Nearly all the fighting is taking place in the tribal areas along the Afghan border. The army is making the most of its air power advantage, and its armed helicopters are particularly effective at hunting down and killing the tribal rebels. This makes it very dangerous for the Taliban and al Qaeda to use the roads during daylight, thus making the army much more mobile than the enemy. It's also suspected that the Americans are sharing their aerial reconnaissance of the area (using UAVs, aircraft and satellites) with the Pakistani army, another reason why the government complains about the American UAVs, but does nothing.

Some 3,000 Indian police and troops have arrested hundreds of  people in Orissa, where religious violence in this eastern Indian city has left dozens dead, and over 20,000 people (mainly Christians) chased from their homes by Hindu radicals. The army has been ordered in and told to shoot Hindu rioters and looters, and do whatever it takes to stop the violence. This has not completely shut down the murderous Hindu mobs. The government has promised to shut down the anti-Christian groups, and will do so, eventually. But despite Maoists admitting it was they (and not Christians) who killed a local Hindu leader two months ago, the violence continues.
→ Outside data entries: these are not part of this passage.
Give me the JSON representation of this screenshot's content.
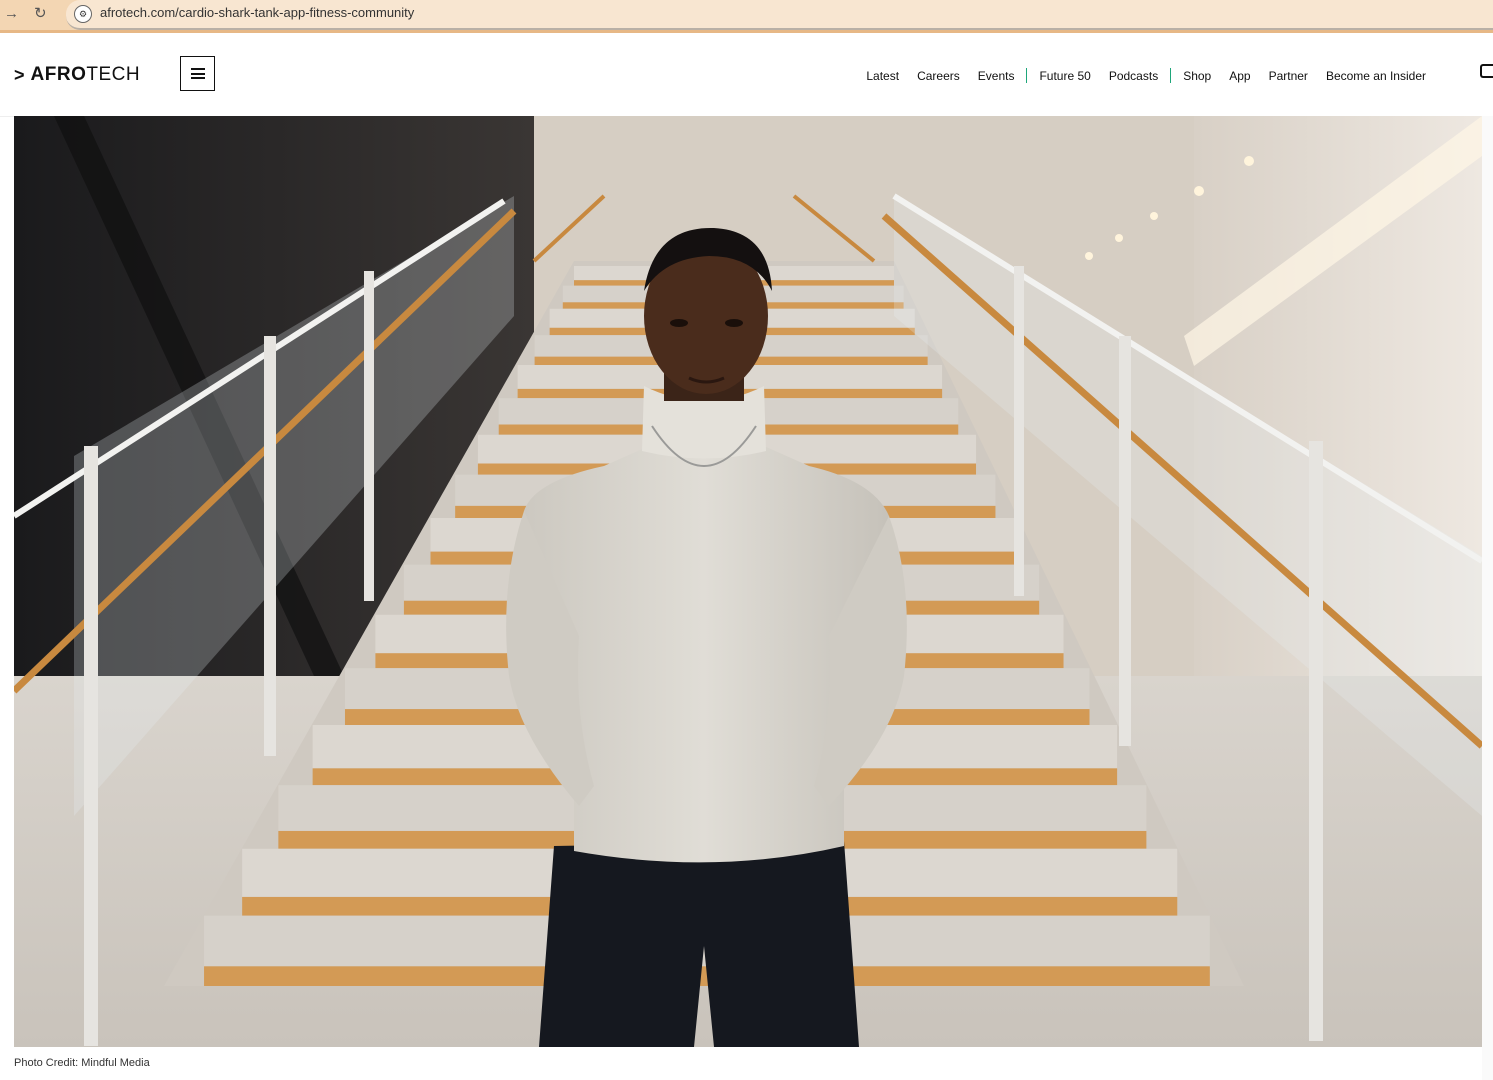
{
  "browser": {
    "url": "afrotech.com/cardio-shark-tank-app-fitness-community",
    "forward_icon": "arrow-right-icon",
    "reload_icon": "reload-icon",
    "site_info_icon": "site-settings-icon"
  },
  "header": {
    "logo_mark": ">",
    "logo_bold": "AFRO",
    "logo_light": "TECH",
    "menu_icon": "hamburger-menu-icon",
    "nav": [
      "Latest",
      "Careers",
      "Events",
      "Future 50",
      "Podcasts",
      "Shop",
      "App",
      "Partner",
      "Become an Insider"
    ],
    "search_icon": "search-icon"
  },
  "hero": {
    "caption": "Photo Credit: Mindful Media"
  },
  "colors": {
    "browser_bar": "#f3d6b3",
    "nav_divider": "#1ea67a",
    "handrail": "#c8893f",
    "stair_edge": "#d39a55"
  }
}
That's because many Hindu radicals see the both the Christians and atheist Maoists as foreign and "un-Indian" influences that must be destroyed. But both the Christians and Maoists bring hope to people at the bottom of the Hindu society, and that makes some radical Hindu politicians very angry.

October 14, 2008: In eastern India, police arrested four Maoist rebels and seized large cache of weapons and bomb making materials.

October 12, 2008: NATO forces fired on Taliban mortar crews just across the border in Waziristan, Pakistan, killing five men. U.S. UAVs continue finding and killing key al Qaeda and Taliban leaders inside Pakistan, especially Waziristan.  

October 11, 2008: In Pakistan, the Taliban are using kidnapping, murder and suicide bombings against the leadership of tribes, in an effort to terrorize the tribes into not joining the army in attacking the Taliban. Recent examples include the beheading of four tribal elders who refused to oppose attacking the Taliban, and a car bomb attack on a meeting of Alizai tribal elders (who were planning an attack on the Taliban along the Afghan border), while killed 30 and wounded a hundred.

Next Article → WARPLANES: Little Bird Goes International